The Smallest Galaxies Have Off-Kilter Black Holes, But Astronomers Know Why
“Over 100 dwarf galaxies are now known to possess these black holes, with the first verified one discovered in 2011. However, solely finding radio emissions isn’t enough: active black holes and star-formation bursts can create that signal. Researchers led by Dr. Amy Reines just conducted the first large-scale radio survey looking for black holes in dwarf galaxies. Using the Very Large Array, her team surveyed 111 dwarf galaxies, and found 13 of them that showed evidence for massive black holes. Remarkably, approximately half of the black holes were not located at the galaxy’s centers, but were significantly off-kilter.”

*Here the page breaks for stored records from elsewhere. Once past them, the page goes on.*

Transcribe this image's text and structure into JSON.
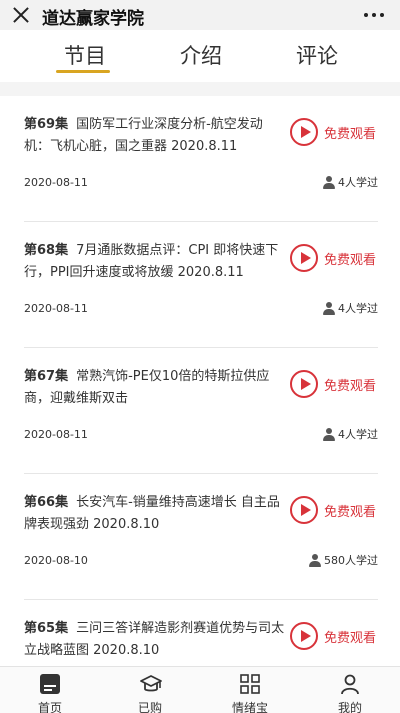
{
  "header": {
    "title": "道达赢家学院"
  },
  "tabs": [
    {
      "label": "节目",
      "active": true
    },
    {
      "label": "介绍",
      "active": false
    },
    {
      "label": "评论",
      "active": false
    }
  ],
  "play_label": "免费观看",
  "episodes": [
    {
      "ep": "第69集",
      "title": "国防军工行业深度分析-航空发动机：飞机心脏，国之重器 2020.8.11",
      "date": "2020-08-11",
      "learners": "4人学过"
    },
    {
      "ep": "第68集",
      "title": "7月通胀数据点评：CPI 即将快速下行，PPI回升速度或将放缓 2020.8.11",
      "date": "2020-08-11",
      "learners": "4人学过"
    },
    {
      "ep": "第67集",
      "title": "常熟汽饰-PE仅10倍的特斯拉供应商，迎戴维斯双击",
      "date": "2020-08-11",
      "learners": "4人学过"
    },
    {
      "ep": "第66集",
      "title": "长安汽车-销量维持高速增长 自主品牌表现强劲 2020.8.10",
      "date": "2020-08-10",
      "learners": "580人学过"
    },
    {
      "ep": "第65集",
      "title": "三问三答详解造影剂赛道优势与司太立战略蓝图 2020.8.10",
      "date": "",
      "learners": ""
    }
  ],
  "bottom_nav": [
    {
      "label": "首页",
      "icon": "home-icon"
    },
    {
      "label": "已购",
      "icon": "graduation-cap-icon"
    },
    {
      "label": "情绪宝",
      "icon": "grid-icon"
    },
    {
      "label": "我的",
      "icon": "user-icon"
    }
  ],
  "colors": {
    "accent": "#d8333a",
    "tab_underline": "#d9a521"
  }
}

When we examine the supermassive black holes we find in the Universe, they’re pretty much always found at the centers of galaxies. However, these are for black holes of millions-to-billions of solar masses and galaxies comparable in mass (or even greater than that) to the Milky Way. But dwarf galaxies, the majority of galaxies in the Universe, are predicted to have much smaller black holes. The first large survey of these galaxies was just undertaken, revealing a population of dwarf galaxies with black holes.